You’ve left it to the last minute to get Christmas gifts, but you’re still a hipster do-gooder at heart. You need independence, it’s a guarantee of thought and quirkiness and doing good for your local community. The fact that there isn’t more than two other shops with the same name is that guarantee. Forget the supply chain, feel the font. Hoist up your beard, batten down your red trousers, tighten your bird-adorned victory rolls, and head out quickly to do your present buying. These shops are all fully recommended by Paradise Circus and will be open on Christmas Eve until late**.

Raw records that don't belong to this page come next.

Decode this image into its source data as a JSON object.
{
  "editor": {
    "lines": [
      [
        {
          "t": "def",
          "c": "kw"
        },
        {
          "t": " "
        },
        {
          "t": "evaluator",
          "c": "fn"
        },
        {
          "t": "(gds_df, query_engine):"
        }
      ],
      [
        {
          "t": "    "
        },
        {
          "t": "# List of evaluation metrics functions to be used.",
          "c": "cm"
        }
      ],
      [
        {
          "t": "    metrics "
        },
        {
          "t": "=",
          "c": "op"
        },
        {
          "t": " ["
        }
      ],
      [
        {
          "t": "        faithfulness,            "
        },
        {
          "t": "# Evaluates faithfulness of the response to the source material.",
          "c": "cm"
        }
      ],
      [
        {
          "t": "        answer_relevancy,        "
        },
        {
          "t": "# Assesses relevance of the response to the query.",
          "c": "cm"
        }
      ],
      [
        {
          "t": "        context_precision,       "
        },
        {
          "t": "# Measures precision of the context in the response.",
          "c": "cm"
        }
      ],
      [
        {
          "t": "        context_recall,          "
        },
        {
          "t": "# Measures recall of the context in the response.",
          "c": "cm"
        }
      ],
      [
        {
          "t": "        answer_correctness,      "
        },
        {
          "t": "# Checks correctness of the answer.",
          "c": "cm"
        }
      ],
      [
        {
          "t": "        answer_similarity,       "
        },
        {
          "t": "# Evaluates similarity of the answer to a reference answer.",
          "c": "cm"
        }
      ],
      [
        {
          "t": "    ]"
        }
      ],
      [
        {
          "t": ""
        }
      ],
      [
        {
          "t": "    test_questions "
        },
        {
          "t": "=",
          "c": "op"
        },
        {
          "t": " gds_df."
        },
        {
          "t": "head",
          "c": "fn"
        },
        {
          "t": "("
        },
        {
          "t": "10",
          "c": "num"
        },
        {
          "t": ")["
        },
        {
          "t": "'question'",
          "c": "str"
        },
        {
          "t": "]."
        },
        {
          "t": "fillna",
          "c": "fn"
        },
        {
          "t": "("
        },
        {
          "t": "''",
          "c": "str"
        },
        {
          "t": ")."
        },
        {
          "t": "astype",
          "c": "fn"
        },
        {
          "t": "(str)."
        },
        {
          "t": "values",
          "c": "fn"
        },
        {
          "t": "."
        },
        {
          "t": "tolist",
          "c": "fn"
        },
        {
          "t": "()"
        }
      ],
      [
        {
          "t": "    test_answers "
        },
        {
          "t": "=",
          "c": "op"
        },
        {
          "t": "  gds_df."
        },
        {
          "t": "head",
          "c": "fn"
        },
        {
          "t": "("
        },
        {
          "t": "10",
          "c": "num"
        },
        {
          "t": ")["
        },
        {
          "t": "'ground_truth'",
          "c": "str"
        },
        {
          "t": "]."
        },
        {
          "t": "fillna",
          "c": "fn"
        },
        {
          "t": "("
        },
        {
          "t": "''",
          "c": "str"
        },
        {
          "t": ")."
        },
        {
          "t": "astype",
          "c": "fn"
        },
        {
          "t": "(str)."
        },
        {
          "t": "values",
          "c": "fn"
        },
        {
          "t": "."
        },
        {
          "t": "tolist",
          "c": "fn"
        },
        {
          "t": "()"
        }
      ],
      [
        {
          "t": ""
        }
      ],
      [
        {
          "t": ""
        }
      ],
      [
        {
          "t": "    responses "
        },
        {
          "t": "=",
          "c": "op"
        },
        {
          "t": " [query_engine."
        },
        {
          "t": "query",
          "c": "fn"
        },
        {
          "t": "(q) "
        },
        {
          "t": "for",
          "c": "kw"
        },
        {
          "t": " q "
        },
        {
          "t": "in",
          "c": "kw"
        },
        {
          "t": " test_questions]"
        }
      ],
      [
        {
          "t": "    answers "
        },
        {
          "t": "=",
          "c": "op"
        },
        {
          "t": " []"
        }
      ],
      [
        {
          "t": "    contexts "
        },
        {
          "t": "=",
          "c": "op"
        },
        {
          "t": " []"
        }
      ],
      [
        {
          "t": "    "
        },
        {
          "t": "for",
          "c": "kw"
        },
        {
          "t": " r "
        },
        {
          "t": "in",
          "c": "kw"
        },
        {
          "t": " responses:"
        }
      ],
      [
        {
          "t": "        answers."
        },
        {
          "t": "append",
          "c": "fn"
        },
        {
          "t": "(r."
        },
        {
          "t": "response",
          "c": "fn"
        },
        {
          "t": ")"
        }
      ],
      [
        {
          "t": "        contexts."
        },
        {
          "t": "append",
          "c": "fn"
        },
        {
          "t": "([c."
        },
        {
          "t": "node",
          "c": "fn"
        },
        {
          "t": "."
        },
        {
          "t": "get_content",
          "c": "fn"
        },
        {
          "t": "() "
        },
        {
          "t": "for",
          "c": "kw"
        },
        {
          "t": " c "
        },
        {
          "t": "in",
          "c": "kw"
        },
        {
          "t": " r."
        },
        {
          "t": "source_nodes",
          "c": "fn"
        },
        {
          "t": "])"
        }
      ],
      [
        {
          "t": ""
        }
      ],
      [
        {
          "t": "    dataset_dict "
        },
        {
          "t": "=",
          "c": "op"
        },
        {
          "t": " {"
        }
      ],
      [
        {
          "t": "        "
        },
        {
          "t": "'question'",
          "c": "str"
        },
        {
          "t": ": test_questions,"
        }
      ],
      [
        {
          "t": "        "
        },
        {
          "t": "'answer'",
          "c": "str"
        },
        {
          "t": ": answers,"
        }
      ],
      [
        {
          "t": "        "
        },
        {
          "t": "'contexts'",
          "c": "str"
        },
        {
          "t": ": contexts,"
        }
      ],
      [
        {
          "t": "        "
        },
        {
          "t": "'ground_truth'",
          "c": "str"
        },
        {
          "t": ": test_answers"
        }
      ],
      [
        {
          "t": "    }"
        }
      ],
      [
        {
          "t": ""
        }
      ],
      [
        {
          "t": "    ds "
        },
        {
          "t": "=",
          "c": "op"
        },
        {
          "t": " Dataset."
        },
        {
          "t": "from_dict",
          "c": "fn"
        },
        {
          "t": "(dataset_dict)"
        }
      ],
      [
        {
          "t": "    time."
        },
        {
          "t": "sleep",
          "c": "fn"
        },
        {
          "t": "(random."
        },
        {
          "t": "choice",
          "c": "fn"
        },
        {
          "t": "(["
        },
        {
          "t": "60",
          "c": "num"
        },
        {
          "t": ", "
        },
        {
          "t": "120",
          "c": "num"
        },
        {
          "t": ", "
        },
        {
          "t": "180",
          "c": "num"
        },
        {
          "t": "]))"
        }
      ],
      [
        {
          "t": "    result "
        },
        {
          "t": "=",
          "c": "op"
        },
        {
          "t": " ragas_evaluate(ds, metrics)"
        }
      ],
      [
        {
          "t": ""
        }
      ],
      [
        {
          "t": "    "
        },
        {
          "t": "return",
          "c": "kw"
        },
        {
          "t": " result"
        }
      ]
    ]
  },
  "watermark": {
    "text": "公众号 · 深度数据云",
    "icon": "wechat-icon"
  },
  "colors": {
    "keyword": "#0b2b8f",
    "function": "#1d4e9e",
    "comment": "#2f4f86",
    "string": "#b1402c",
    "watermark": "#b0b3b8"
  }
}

After Christmas dinner cognitive abilities are low and methane levels are high. No wonder then that a fair proportion of people choose not to move from in front of the TV: some just can’t, others think that watching Downton Abbey or Doctor Who is just a bit common. They’re right. And in lieu of any stimulating debate, here’s some recommended Bham-based board games you might want to gather the family round the table for:

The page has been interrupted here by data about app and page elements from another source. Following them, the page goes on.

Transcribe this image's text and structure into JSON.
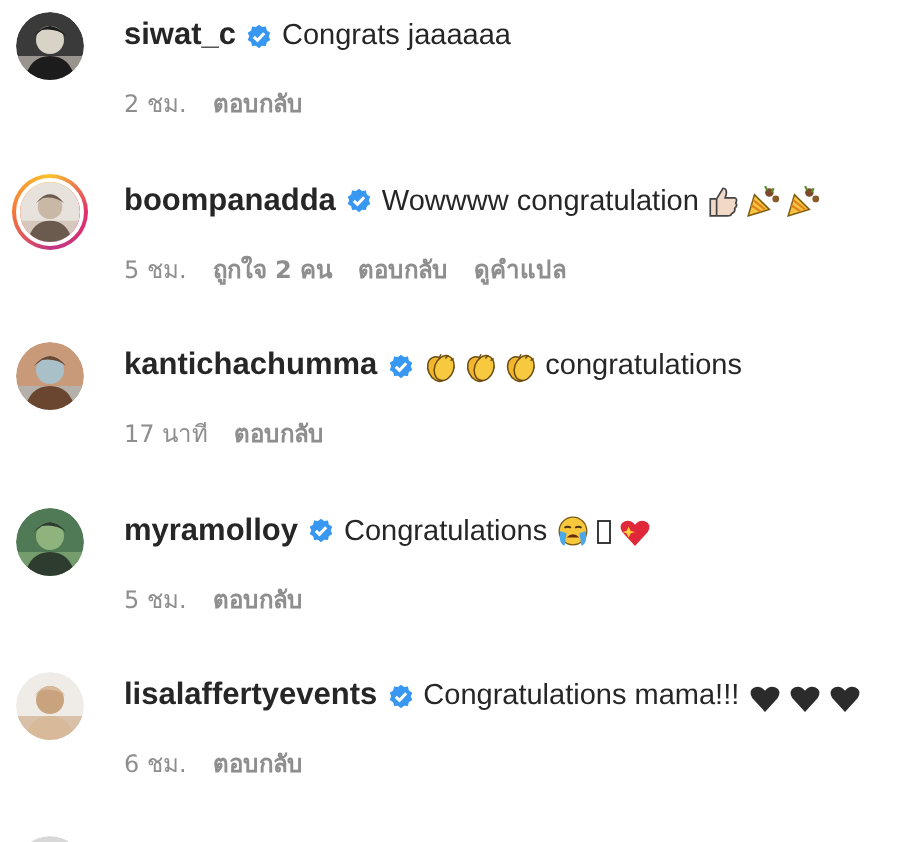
{
  "comments": [
    {
      "username": "siwat_c",
      "verified": true,
      "story": false,
      "text": "Congrats jaaaaaa",
      "meta": [
        {
          "kind": "time",
          "text": "2 ชม."
        },
        {
          "kind": "reply",
          "text": "ตอบกลับ"
        }
      ]
    },
    {
      "username": "boompanadda",
      "verified": true,
      "story": true,
      "text": "Wowwww congratulation",
      "emojis": [
        {
          "kind": "thumbs-up"
        },
        {
          "kind": "party-popper"
        },
        {
          "kind": "party-popper"
        }
      ],
      "meta": [
        {
          "kind": "time",
          "text": "5 ชม."
        },
        {
          "kind": "likes",
          "text": "ถูกใจ **2 คน**"
        },
        {
          "kind": "reply",
          "text": "ตอบกลับ"
        },
        {
          "kind": "translate",
          "text": "ดูคำแปล"
        }
      ]
    },
    {
      "username": "kantichachumma",
      "verified": true,
      "story": false,
      "emojis_first": true,
      "text": "congratulations",
      "emojis": [
        {
          "kind": "clap"
        },
        {
          "kind": "clap"
        },
        {
          "kind": "clap"
        }
      ],
      "meta": [
        {
          "kind": "time",
          "text": "17 นาที"
        },
        {
          "kind": "reply",
          "text": "ตอบกลับ"
        }
      ]
    },
    {
      "username": "myramolloy",
      "verified": true,
      "story": false,
      "text": "Congratulations",
      "emojis": [
        {
          "kind": "crying-face"
        },
        {
          "kind": "missing-glyph"
        },
        {
          "kind": "sparkle-heart"
        }
      ],
      "meta": [
        {
          "kind": "time",
          "text": "5 ชม."
        },
        {
          "kind": "reply",
          "text": "ตอบกลับ"
        }
      ]
    },
    {
      "username": "lisalaffertyevents",
      "verified": true,
      "story": false,
      "text": "Congratulations mama!!!",
      "emojis": [
        {
          "kind": "black-heart"
        },
        {
          "kind": "black-heart"
        },
        {
          "kind": "black-heart"
        }
      ],
      "meta": [
        {
          "kind": "time",
          "text": "6 ชม."
        },
        {
          "kind": "reply",
          "text": "ตอบกลับ"
        }
      ]
    }
  ]
}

Escape from Weoley Castle the Board Game
Take on the role of an inner city kid: stripped of all of your life chances you face years of brutal class attacks and vicious austerity cuts! OR you can chose to be a Tory politician, producing policies to end social mobility!
Tories must spend the entire game in another room eating lobsters bought with withdrawn EMA grants, ignoring the desperate cries for help from those in the room next door.

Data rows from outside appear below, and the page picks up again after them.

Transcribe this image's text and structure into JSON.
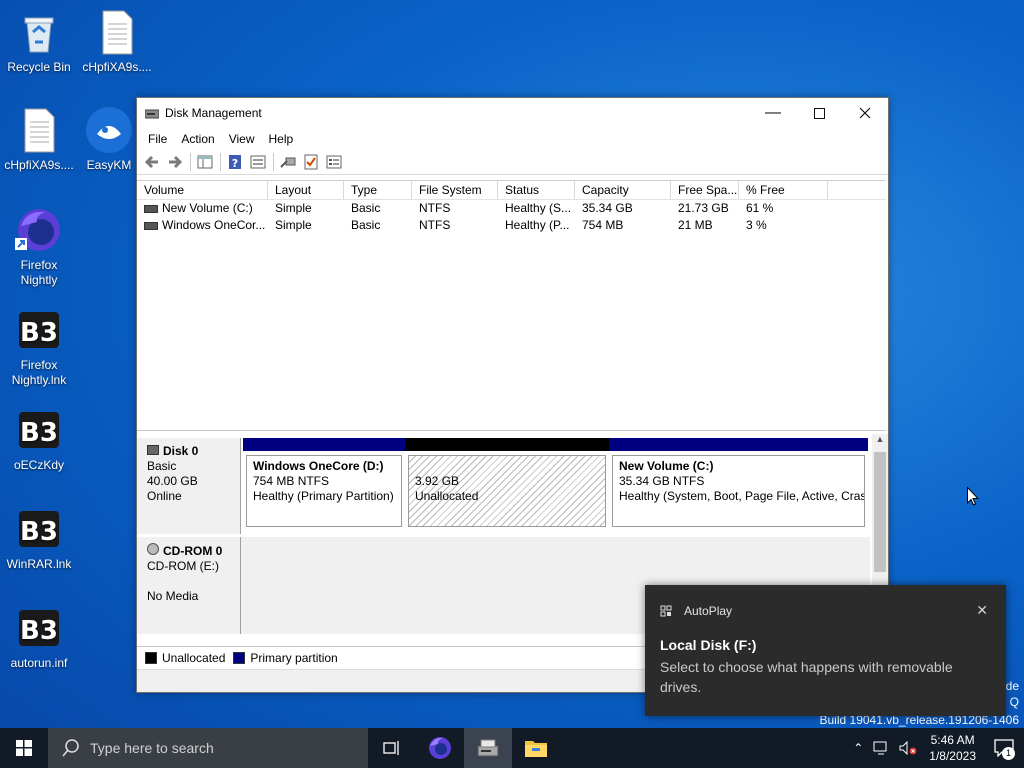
{
  "desktop": {
    "icons": [
      {
        "label": "Recycle Bin",
        "icon": "recycle-bin-icon"
      },
      {
        "label": "cHpfiXA9s....",
        "icon": "document-icon"
      },
      {
        "label": "cHpfiXA9s....",
        "icon": "document-icon"
      },
      {
        "label": "EasyKM",
        "icon": "uc-browser-icon"
      },
      {
        "label": "Firefox Nightly",
        "icon": "firefox-nightly-icon"
      },
      {
        "label": "Firefox Nightly.lnk",
        "icon": "b3-app-icon"
      },
      {
        "label": "oECzKdy",
        "icon": "b3-app-icon"
      },
      {
        "label": "WinRAR.lnk",
        "icon": "b3-app-icon"
      },
      {
        "label": "autorun.inf",
        "icon": "b3-app-icon"
      }
    ]
  },
  "window": {
    "title": "Disk Management",
    "menu": [
      "File",
      "Action",
      "View",
      "Help"
    ],
    "columns": [
      "Volume",
      "Layout",
      "Type",
      "File System",
      "Status",
      "Capacity",
      "Free Spa...",
      "% Free"
    ],
    "rows": [
      [
        "New Volume (C:)",
        "Simple",
        "Basic",
        "NTFS",
        "Healthy (S...",
        "35.34 GB",
        "21.73 GB",
        "61 %"
      ],
      [
        "Windows OneCor...",
        "Simple",
        "Basic",
        "NTFS",
        "Healthy (P...",
        "754 MB",
        "21 MB",
        "3 %"
      ]
    ],
    "disk0": {
      "name": "Disk 0",
      "type": "Basic",
      "size": "40.00 GB",
      "state": "Online",
      "partitions": [
        {
          "name": "Windows OneCore  (D:)",
          "size": "754 MB NTFS",
          "status": "Healthy (Primary Partition)"
        },
        {
          "name": "",
          "size": "3.92 GB",
          "status": "Unallocated"
        },
        {
          "name": "New Volume  (C:)",
          "size": "35.34 GB NTFS",
          "status": "Healthy (System, Boot, Page File, Active, Crash"
        }
      ]
    },
    "cdrom0": {
      "name": "CD-ROM 0",
      "type": "CD-ROM (E:)",
      "state": "No Media"
    },
    "legend": [
      "Unallocated",
      "Primary partition"
    ],
    "colors": {
      "primary": "#000080",
      "unallocated": "#000000"
    }
  },
  "toast": {
    "app": "AutoPlay",
    "title": "Local Disk (F:)",
    "body": "Select to choose what happens with removable drives."
  },
  "watermark": {
    "line1": "de",
    "line2": "Q",
    "line3": "Build 19041.vb_release.191206-1406"
  },
  "taskbar": {
    "search_placeholder": "Type here to search",
    "time": "5:46 AM",
    "date": "1/8/2023",
    "notification_count": "1"
  }
}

Kids must trudge around the board distracting themselves with cheap poppers and pictures of Tulisa in Nuts or Heat. Escape is possible only if a Villa scout sees them put two past Burton Albion for Tamworth, if they put out a dubstep album, or they get past the audition stage of a reality show. Those who are unsuccessful at music and football must pin their hopes on completing a challenge from a Springsteen Card in the final round.
In mid 2014 Birmingham got it’s own local TV channel. Chances are that they might not make it all the way to next Christmas, so luckily we’ve been able to get a listing of their test schedule for this year…get out your highlighters now.
You open an envelope that is slightly bulkier than the average Christmas card to discover that it doesn’t contain money, only a folded couple of A4 sheets in twelve point Times New Roman. It’s the scourge of the festive season: the round robin, typed pages of sickening boasting and cloying chuckles from people you don’t really care for. A yearly reminder of just why you don’t see them from one card to the next.
That’s what happens to us every year in Great Barr, in Yardley Wood and in Witton: seasonal joy tempered with bile at the sheer entitlement of it. Or at least that’s how you’d think it would be if you read the Guardian, the Sunday Times Magazine or listen to the more magaziney programmes on Radio Four: for they are the only places that ever seem to mention them. It’s as if round robins are a strain of virus only spread aerially at tennis clubs or by physical contact at charity fundraising ‘slave’ auctions hosted in chain hotels by networking groups. It’s a disease of the home counties and of certain areas of north London, one the we are mercifully immune to.
But with the media centric as it is, when W1 sneezes the rest of the country catches a cold. Or at least has to wrap up warm.
It’s not Sports Personality of the Year that really kicks off media Christmas for me, nor is it the publication of the bumper Radio Times—it’s the first time I read or hear a bitter think piece about how the joy of others cannot be tolerated in Yuletide A4 form.
If a Christmas card I opened contained a letter with well wishes and news, I would read it and feel grateful. Grateful the senders were thinking of me; not just enough to write “To Jon from all at number 42” but enough to take time to compose a letter and that they assumed I would care as much about their lives as they obviously did about mine. Had I cared enough to send a card or write a letter, that is.
Maybe it was a perfect storm of people with geographically wider social networks, access to typewriters and photocopiers when the boss was out and, yes, a little bit of middle class entitlement. Given the same access, the working class would produce punk fanzines and reboot the publishing world, the middle class just got something new to moan about in their existing media outlets.
And then we all became middle class, according to Tony Blair and John Major, but we didn’t get the tennis clubs or typewriters we just got equal access to the hatred across the airwaves and in the broadsheets. We got to be complicit in the snideness without ever quite understanding what we were supposed to be getting riled about. Reading a Sunday newspaper magazine is much like squinting at a 1890s Punch cartoon tying to guess the references and working out if it has anything to say about your life.
This festive season, let’s give thanks that to the people of Paradise Circus it means thinking of others. And that means people outside our social norms and postcodes too.
As every schoolchild knows, it was Birmingham that gave the world Christmas. This year, in a move to recognise that inalienable fact, and to say Thank You to the city of Birmingham for this annual feast of gluttony, tat-buying and enforced jollity, TV schedulers in the UK have joined together and themed their Christmas movie selection around the city that started it all. Here is the Paradise Circus round-up of the best films that Christmas TV 2013 has to offer: